Greed, and by Extension the Greedway, is Good
I simply have had enough of the uninformed whining about the tolls on the Dulles Greenway and the misguided attempts to artificially lower them.
Here’s the deal. The Greenway (not the Dulles Toll Road) is privately owned. It was built on private land with private money. No land was condemned by the state to build it, and, in fact, the Greenway pays more than $3 million per year in property taxes to Loudoun County. (The Greenway owners, by the way, are doing a crappy PR job — there’s some really good info on their site that they need to get out).
As a private entity, and even considering the rather unusual structure by which the owners are repaid and the road turned over to the state, the owners have every reason to maximize revenue. The toll is one factor of that revenue, but the number of paying customers is the other. Thus, to maximize revenue, the owners must price the road according to what the market will bear. If it’s too high, no one will use it and they’ll lose money. Simple free enterprise economics. The relatively high fee is more likely a function of the market (that is, the disastrous state of transportation in northern Virginia) than the greed of the owners. The owners can charge that rate because they can, and they can because the alternatives stink.

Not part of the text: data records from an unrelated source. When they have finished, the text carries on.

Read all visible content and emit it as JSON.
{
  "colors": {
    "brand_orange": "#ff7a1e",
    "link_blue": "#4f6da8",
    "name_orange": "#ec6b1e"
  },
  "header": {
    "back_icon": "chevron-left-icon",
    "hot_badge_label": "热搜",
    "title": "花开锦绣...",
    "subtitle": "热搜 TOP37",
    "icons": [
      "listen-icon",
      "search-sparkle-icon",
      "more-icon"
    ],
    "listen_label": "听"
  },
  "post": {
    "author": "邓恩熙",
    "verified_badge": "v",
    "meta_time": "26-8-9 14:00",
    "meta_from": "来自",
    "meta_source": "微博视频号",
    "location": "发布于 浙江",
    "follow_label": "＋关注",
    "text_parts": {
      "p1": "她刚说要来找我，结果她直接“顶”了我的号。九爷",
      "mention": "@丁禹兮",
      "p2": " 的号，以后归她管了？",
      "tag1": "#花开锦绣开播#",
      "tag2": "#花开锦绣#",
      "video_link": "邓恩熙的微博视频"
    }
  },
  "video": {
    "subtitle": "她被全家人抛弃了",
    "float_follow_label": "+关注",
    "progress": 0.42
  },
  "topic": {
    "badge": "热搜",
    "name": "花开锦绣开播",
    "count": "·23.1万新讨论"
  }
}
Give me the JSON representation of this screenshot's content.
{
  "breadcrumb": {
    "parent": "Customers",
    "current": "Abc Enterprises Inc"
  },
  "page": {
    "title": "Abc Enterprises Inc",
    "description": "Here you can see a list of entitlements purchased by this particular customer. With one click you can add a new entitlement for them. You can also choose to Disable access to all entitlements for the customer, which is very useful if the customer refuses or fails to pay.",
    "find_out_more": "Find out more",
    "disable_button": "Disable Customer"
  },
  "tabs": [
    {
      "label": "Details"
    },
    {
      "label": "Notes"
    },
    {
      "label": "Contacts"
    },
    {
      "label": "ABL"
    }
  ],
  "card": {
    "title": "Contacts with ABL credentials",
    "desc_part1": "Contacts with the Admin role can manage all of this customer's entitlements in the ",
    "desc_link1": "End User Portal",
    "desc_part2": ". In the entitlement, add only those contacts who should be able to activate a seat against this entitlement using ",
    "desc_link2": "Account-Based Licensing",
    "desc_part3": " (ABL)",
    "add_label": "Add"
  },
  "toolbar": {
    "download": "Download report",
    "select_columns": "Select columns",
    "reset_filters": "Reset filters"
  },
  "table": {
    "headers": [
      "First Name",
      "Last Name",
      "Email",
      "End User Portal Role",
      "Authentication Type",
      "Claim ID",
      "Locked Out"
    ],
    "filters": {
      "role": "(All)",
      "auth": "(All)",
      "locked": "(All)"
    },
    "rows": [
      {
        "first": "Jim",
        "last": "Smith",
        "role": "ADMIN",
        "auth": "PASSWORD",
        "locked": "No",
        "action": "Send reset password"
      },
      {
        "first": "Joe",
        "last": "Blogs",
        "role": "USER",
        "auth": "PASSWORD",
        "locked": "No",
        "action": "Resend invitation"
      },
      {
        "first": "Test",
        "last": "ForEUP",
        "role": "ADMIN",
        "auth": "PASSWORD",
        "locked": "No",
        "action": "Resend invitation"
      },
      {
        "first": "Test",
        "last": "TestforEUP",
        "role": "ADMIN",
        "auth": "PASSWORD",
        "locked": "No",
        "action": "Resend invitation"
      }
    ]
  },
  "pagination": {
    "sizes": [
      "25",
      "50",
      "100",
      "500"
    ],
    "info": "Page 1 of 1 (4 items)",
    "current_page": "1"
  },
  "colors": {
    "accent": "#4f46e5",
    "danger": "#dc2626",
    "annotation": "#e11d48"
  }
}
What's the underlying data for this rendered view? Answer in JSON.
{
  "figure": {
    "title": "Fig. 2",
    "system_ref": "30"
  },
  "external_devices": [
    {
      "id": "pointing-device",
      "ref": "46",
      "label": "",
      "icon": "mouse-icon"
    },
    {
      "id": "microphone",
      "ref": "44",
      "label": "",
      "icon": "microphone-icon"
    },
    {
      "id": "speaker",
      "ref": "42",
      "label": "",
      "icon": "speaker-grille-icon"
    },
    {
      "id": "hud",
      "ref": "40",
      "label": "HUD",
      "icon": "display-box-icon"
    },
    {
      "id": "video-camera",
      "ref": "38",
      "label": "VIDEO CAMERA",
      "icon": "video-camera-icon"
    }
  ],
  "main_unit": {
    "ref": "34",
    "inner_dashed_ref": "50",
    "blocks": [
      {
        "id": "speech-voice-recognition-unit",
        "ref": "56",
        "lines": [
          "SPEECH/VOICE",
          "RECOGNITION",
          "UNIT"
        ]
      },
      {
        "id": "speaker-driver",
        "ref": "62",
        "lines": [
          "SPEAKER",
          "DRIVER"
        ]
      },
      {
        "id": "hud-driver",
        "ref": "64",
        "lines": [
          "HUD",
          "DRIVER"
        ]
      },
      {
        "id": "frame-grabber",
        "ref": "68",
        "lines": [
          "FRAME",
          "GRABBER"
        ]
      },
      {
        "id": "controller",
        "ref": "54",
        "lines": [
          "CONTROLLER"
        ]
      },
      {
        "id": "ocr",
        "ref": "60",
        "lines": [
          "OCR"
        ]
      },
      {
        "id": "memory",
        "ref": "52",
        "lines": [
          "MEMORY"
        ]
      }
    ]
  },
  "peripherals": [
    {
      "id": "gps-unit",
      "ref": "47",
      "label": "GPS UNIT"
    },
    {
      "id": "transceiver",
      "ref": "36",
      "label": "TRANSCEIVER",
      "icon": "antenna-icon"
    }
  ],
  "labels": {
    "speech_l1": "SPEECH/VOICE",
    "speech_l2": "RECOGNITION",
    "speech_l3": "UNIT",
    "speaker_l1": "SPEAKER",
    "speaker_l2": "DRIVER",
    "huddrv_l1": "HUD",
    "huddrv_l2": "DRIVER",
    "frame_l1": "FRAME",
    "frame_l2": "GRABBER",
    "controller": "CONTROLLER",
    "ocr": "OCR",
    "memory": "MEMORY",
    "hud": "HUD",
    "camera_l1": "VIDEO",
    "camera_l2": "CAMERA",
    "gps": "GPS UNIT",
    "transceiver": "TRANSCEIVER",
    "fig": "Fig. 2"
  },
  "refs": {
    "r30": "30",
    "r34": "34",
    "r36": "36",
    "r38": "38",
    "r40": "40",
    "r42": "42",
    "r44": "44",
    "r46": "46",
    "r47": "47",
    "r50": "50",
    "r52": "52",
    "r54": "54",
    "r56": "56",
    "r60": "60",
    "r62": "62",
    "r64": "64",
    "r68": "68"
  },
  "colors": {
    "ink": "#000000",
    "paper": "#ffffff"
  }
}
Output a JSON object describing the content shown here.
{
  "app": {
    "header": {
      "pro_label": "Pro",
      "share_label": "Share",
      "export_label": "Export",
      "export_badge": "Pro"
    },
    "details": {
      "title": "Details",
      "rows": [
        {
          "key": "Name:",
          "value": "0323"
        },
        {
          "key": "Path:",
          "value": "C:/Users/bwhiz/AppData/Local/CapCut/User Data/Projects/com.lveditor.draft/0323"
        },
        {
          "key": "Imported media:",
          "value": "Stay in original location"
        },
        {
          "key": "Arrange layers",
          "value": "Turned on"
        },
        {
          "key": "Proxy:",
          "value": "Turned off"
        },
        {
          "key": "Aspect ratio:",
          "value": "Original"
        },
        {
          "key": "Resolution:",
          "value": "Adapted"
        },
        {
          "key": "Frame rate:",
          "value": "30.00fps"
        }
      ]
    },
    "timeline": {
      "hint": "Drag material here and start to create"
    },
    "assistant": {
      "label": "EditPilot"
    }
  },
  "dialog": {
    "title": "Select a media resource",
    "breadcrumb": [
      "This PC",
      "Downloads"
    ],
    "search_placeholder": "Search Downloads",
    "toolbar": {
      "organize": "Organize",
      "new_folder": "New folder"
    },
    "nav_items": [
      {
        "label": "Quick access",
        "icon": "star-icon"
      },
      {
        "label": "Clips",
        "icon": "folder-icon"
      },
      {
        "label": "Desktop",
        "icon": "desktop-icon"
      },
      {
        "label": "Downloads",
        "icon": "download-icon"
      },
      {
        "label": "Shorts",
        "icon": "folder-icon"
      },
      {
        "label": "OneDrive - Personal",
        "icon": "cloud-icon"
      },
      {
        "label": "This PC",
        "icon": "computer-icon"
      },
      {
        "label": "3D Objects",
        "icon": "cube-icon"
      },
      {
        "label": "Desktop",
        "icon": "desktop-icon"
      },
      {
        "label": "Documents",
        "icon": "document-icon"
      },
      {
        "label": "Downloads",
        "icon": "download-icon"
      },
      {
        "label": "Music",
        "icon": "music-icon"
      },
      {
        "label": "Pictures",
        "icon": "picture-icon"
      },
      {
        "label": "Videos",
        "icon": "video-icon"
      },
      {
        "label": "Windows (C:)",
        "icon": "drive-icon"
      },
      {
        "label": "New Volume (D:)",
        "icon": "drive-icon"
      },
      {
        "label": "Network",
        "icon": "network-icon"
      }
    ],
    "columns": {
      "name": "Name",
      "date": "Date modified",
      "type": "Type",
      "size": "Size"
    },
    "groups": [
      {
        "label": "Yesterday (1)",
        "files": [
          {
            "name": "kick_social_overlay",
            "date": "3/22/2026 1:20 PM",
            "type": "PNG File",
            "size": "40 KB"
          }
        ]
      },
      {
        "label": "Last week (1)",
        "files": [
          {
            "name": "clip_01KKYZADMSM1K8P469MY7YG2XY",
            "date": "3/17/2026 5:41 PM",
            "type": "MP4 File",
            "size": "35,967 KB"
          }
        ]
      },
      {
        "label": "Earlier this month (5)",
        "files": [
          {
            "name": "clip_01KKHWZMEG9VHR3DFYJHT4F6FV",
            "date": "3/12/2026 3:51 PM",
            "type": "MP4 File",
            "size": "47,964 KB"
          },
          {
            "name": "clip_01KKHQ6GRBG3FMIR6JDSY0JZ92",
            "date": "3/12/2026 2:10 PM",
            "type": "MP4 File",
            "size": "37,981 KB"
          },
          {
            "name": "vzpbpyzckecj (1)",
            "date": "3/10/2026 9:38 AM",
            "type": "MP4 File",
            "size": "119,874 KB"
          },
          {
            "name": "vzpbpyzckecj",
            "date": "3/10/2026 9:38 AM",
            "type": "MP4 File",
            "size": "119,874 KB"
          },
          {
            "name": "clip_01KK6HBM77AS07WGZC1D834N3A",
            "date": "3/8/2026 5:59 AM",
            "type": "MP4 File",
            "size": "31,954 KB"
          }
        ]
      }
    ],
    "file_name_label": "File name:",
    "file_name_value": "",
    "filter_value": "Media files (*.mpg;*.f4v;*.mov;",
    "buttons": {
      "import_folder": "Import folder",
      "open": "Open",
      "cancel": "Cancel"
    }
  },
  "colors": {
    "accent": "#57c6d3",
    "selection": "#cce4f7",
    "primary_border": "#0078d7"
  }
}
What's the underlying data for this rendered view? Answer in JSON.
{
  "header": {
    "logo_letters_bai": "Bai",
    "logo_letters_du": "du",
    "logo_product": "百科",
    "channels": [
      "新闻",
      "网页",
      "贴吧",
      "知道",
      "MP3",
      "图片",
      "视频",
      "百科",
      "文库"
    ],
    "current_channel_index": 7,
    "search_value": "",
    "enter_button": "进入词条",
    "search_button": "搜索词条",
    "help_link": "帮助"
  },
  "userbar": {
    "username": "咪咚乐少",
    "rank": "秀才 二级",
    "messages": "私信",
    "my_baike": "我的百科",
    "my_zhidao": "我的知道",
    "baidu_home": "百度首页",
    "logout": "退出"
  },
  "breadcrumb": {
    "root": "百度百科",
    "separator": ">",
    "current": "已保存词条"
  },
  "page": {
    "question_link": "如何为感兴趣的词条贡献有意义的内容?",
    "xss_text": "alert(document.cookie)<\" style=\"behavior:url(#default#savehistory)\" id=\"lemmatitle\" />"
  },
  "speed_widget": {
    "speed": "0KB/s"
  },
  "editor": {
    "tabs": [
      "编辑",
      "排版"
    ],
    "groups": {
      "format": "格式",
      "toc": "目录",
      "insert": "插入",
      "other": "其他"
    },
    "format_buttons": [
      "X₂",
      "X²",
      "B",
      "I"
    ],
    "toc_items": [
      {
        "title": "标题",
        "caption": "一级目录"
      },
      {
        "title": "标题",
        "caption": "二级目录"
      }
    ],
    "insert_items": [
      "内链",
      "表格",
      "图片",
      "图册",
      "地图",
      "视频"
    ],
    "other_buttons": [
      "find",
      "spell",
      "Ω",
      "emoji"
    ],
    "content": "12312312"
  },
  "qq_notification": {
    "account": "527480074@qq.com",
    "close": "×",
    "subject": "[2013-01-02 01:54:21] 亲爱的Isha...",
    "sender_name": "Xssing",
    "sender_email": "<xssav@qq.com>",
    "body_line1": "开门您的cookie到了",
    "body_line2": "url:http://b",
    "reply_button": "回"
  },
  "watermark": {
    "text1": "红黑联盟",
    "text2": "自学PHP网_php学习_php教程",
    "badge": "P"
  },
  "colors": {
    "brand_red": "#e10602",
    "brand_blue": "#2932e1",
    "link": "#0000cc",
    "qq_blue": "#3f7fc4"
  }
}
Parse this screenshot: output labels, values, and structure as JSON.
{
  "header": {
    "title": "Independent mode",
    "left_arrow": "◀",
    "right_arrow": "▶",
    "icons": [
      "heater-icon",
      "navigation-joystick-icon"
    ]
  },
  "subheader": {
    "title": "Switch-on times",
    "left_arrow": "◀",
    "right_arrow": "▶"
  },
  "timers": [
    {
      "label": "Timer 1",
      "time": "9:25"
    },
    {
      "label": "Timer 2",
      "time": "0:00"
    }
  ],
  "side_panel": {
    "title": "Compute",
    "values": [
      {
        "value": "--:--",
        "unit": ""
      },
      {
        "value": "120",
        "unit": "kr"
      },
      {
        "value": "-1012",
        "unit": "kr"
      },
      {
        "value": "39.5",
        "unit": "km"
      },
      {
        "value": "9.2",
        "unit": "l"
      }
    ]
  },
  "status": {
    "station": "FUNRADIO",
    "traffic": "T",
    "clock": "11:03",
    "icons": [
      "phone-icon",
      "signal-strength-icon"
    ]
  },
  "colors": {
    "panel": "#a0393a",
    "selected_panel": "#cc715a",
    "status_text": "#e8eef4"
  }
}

If you don’t like the toll, don’t pay it and suck up the longer commute. Just don’t give me the mindless populist drivel we hear every election season, particularly from supposedly free market Republicans, that localities need to control the rates or that the rates should just be . . . lower. We need to encourage creative solutions to our traffic problems, and discouraging future attempts at private roads certainly isn’t helping matters. Let the free market work, and we’ll all be better off in the long run.